I hope that the House will not want to see this amendment in the Bill, but it is clear that we must return to this issue in the Bill. It is right that we hold the Government to account over the diversification strategy so that, as I say, that we are not in this position in any further future telecom supply chain decisions that we might have to make.

Lord Clement-Jones Portrait Lord Clement-Jones - Hansard

My Lords, we have heard some passionate speeches today, but, truth be told, this infrastructure Bill is about much more mundane matters. It is all about rights for operators getting access to install fibre broadband in order to achieve faster broadband rollout, not vendors or their equipment, or indeed high-risk vendors or their equipment, so we on these Benches do not believe that this is the appropriate time or place to discuss these amendments. Quite apart from that, the amendment deals with 5G infrastructure content and leads to our strong view that this debate is not appropriate now but will be when the telecom security Bill comes forward.

I do not say this very often, but I agree with the Government’s view on this, as expressed by the letter of the noble Baroness, Lady Barran. That will be the right peg for the noble Baroness’s amendments, and we should debate the substance then. For that reason, I am not going to engage with the substance of many of the statements made by the noble Baroness, Lady Falkner, in moving these amendments or indeed those of the noble Lord, Lord Alton.
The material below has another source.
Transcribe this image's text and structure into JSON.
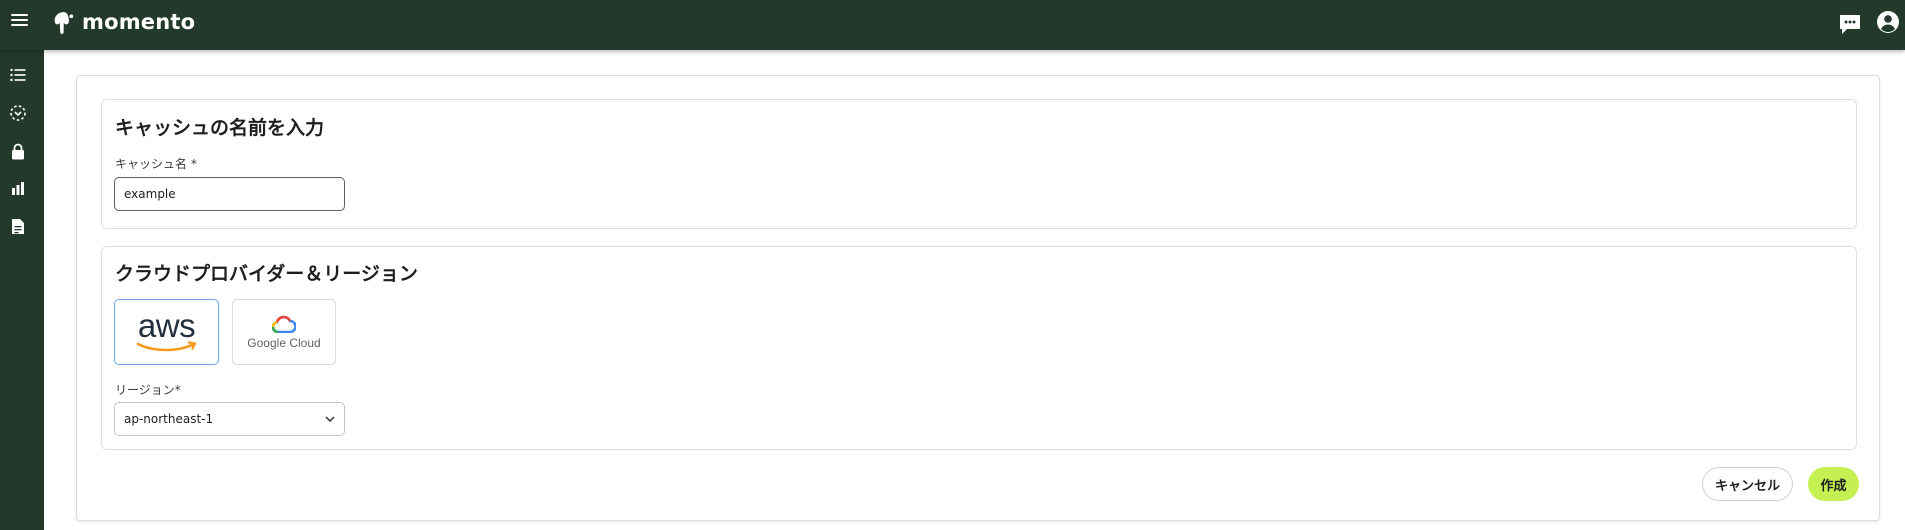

The background is that, despite earlier speculation, as the noble Baroness, Lady Morgan, said, after some considerable consideration the Government made their Statement in January 2020 and said that Huawei would continue to play a limited role in delivering the 5G rollout. As she said, that decision took into account analysis and insight from several security bodies and experts in the UK, including GCHQ and the National Cyber Security Centre, and she explained the reasoning very clearly.
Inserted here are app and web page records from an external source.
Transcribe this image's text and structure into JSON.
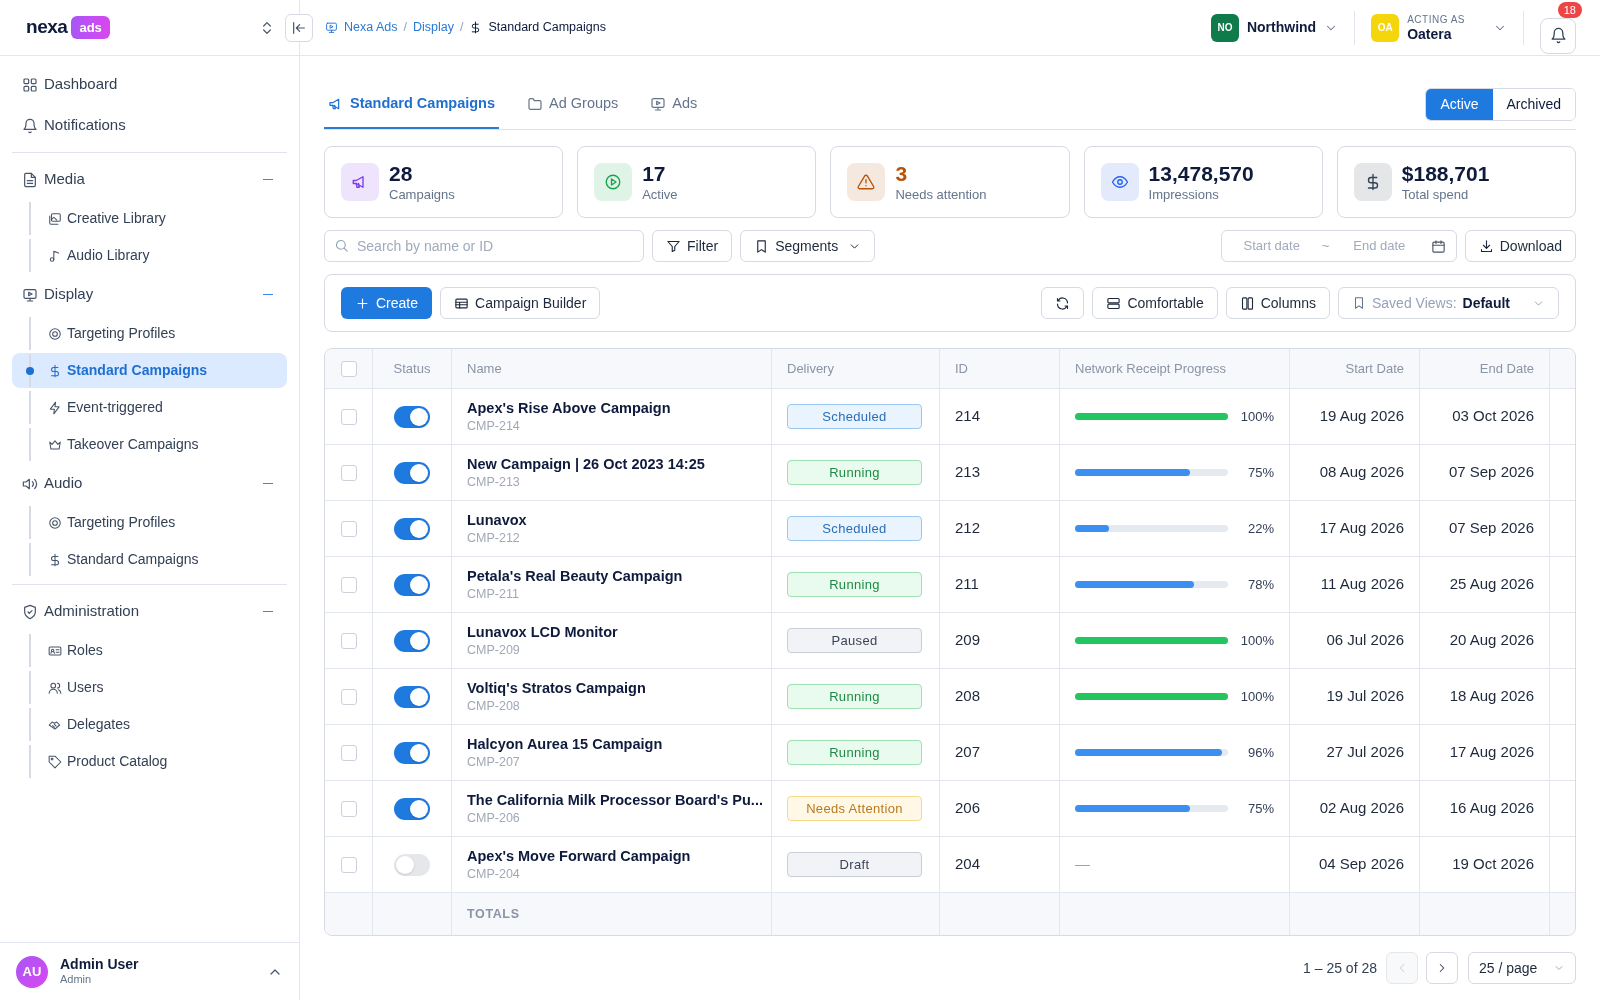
{
  "brand": {
    "name": "nexa",
    "badge": "ads"
  },
  "breadcrumb": [
    "Nexa Ads",
    "Display",
    "Standard Campaigns"
  ],
  "breadcrumb_separator": "/",
  "org": {
    "initials": "NO",
    "name": "Northwind",
    "color": "#0f7a4a"
  },
  "acting_as": {
    "initials": "OA",
    "caption": "ACTING AS",
    "name": "Oatera",
    "color": "#f5d50b"
  },
  "notifications": {
    "count": "18"
  },
  "sidebar": {
    "groups": [
      [
        {
          "label": "Dashboard",
          "selected": false
        },
        {
          "label": "Notifications",
          "selected": false
        }
      ],
      [
        {
          "label": "Media",
          "selected": false,
          "expanded": true,
          "children": [
            {
              "label": "Creative Library",
              "selected": false
            },
            {
              "label": "Audio Library",
              "selected": false
            }
          ]
        },
        {
          "label": "Display",
          "selected": false,
          "expanded": true,
          "children": [
            {
              "label": "Targeting Profiles",
              "selected": false
            },
            {
              "label": "Standard Campaigns",
              "selected": true
            },
            {
              "label": "Event-triggered",
              "selected": false
            },
            {
              "label": "Takeover Campaigns",
              "selected": false
            }
          ]
        },
        {
          "label": "Audio",
          "selected": false,
          "expanded": true,
          "children": [
            {
              "label": "Targeting Profiles",
              "selected": false
            },
            {
              "label": "Standard Campaigns",
              "selected": false
            }
          ]
        }
      ],
      [
        {
          "label": "Administration",
          "selected": false,
          "expanded": true,
          "children": [
            {
              "label": "Roles",
              "selected": false
            },
            {
              "label": "Users",
              "selected": false
            },
            {
              "label": "Delegates",
              "selected": false
            },
            {
              "label": "Product Catalog",
              "selected": false
            }
          ]
        }
      ]
    ],
    "user": {
      "initials": "AU",
      "name": "Admin User",
      "role": "Admin"
    }
  },
  "tabs": [
    {
      "label": "Standard Campaigns",
      "selected": true
    },
    {
      "label": "Ad Groups",
      "selected": false
    },
    {
      "label": "Ads",
      "selected": false
    }
  ],
  "archive_toggle": [
    {
      "label": "Active",
      "selected": true
    },
    {
      "label": "Archived",
      "selected": false
    }
  ],
  "stats": [
    {
      "value": "28",
      "label": "Campaigns",
      "color": "#7c3aed",
      "emphasis": false
    },
    {
      "value": "17",
      "label": "Active",
      "color": "#16a34a",
      "emphasis": false
    },
    {
      "value": "3",
      "label": "Needs attention",
      "color": "#b45309",
      "emphasis": true
    },
    {
      "value": "13,478,570",
      "label": "Impressions",
      "color": "#2563eb",
      "emphasis": false
    },
    {
      "value": "$188,701",
      "label": "Total spend",
      "color": "#334155",
      "emphasis": false
    }
  ],
  "filters": {
    "search": {
      "placeholder": "Search by name or ID"
    },
    "filter": "Filter",
    "segments": "Segments",
    "start_date": {
      "placeholder": "Start date"
    },
    "separator": "~",
    "end_date": {
      "placeholder": "End date"
    },
    "download": "Download"
  },
  "toolbar": {
    "create": "Create",
    "builder": "Campaign Builder",
    "density": "Comfortable",
    "columns": "Columns",
    "saved_views_label": "Saved Views:",
    "saved_views_value": "Default"
  },
  "table": {
    "select_all_checked": false,
    "columns": [
      "Status",
      "Name",
      "Delivery",
      "ID",
      "Network Receipt Progress",
      "Start Date",
      "End Date"
    ],
    "rows": [
      {
        "checked": false,
        "on": true,
        "name": "Apex's Rise Above Campaign",
        "code": "CMP-214",
        "delivery": {
          "kind": "scheduled",
          "label": "Scheduled"
        },
        "id": "214",
        "progress": {
          "level": 1,
          "reading": "100%"
        },
        "start": "19 Aug 2026",
        "end": "03 Oct 2026"
      },
      {
        "checked": false,
        "on": true,
        "name": "New Campaign | 26 Oct 2023 14:25",
        "code": "CMP-213",
        "delivery": {
          "kind": "running",
          "label": "Running"
        },
        "id": "213",
        "progress": {
          "level": 0.75,
          "reading": "75%"
        },
        "start": "08 Aug 2026",
        "end": "07 Sep 2026"
      },
      {
        "checked": false,
        "on": true,
        "name": "Lunavox",
        "code": "CMP-212",
        "delivery": {
          "kind": "scheduled",
          "label": "Scheduled"
        },
        "id": "212",
        "progress": {
          "level": 0.22,
          "reading": "22%"
        },
        "start": "17 Aug 2026",
        "end": "07 Sep 2026"
      },
      {
        "checked": false,
        "on": true,
        "name": "Petala's Real Beauty Campaign",
        "code": "CMP-211",
        "delivery": {
          "kind": "running",
          "label": "Running"
        },
        "id": "211",
        "progress": {
          "level": 0.78,
          "reading": "78%"
        },
        "start": "11 Aug 2026",
        "end": "25 Aug 2026"
      },
      {
        "checked": false,
        "on": true,
        "name": "Lunavox LCD Monitor",
        "code": "CMP-209",
        "delivery": {
          "kind": "paused",
          "label": "Paused"
        },
        "id": "209",
        "progress": {
          "level": 1,
          "reading": "100%"
        },
        "start": "06 Jul 2026",
        "end": "20 Aug 2026"
      },
      {
        "checked": false,
        "on": true,
        "name": "Voltiq's Stratos Campaign",
        "code": "CMP-208",
        "delivery": {
          "kind": "running",
          "label": "Running"
        },
        "id": "208",
        "progress": {
          "level": 1,
          "reading": "100%"
        },
        "start": "19 Jul 2026",
        "end": "18 Aug 2026"
      },
      {
        "checked": false,
        "on": true,
        "name": "Halcyon Aurea 15 Campaign",
        "code": "CMP-207",
        "delivery": {
          "kind": "running",
          "label": "Running"
        },
        "id": "207",
        "progress": {
          "level": 0.96,
          "reading": "96%"
        },
        "start": "27 Jul 2026",
        "end": "17 Aug 2026"
      },
      {
        "checked": false,
        "on": true,
        "name": "The California Milk Processor Board's Pu...",
        "code": "CMP-206",
        "delivery": {
          "kind": "needs_attention",
          "label": "Needs Attention"
        },
        "id": "206",
        "progress": {
          "level": 0.75,
          "reading": "75%"
        },
        "start": "02 Aug 2026",
        "end": "16 Aug 2026"
      },
      {
        "checked": false,
        "on": false,
        "name": "Apex's Move Forward Campaign",
        "code": "CMP-204",
        "delivery": {
          "kind": "draft",
          "label": "Draft"
        },
        "id": "204",
        "progress_empty": "—",
        "start": "04 Sep 2026",
        "end": "19 Oct 2026"
      }
    ],
    "totals_label": "TOTALS"
  },
  "pagination": {
    "range": "1 – 25 of 28",
    "prev_disabled": true,
    "page_size": "25 / page"
  }
}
On these amendments specifically, there is of course a problem in the operators being given the right to install equipment from high-risk vendors now but ahead of a deadline set in future. Will that fibre have to be removed? What level of use by a telecoms operator and Huawei is sufficient—that its network supports connections from Huawei phones, or that it uses Huawei equipment in its 5G network but not in its fibre installation? What about a company that installs fibre under this legislation but then sells the infrastructure to another company? Why should operators be forced to develop plans to remove high-risk vendors on the advice of the NCSC when that advice is that the risk can be accepted up to a 35% network cap? Do companies now have to submit plans to reach 0% but without any expectation of that actually being implemented?

All this adds up to enormous uncertainty just at the point when we need the maximum rollout of fibre and 5G. That is why the Government are right in their approach—as I said, I do not say that very often—when they say that the issue of wayleads in the Bill should be kept separate from security considerations that will be covered by the telecoms security Bill.

For the information of the House, I do not underestimate the substantive arguments. I considered these matters very carefully myself some 10 years ago. I was a member of Huawei’s international advisory board, but I think that gives me a useful insight into these matters rather than any conflict in the current circumstances. I hope we can debate all these issues at a future date, but not in this Bill.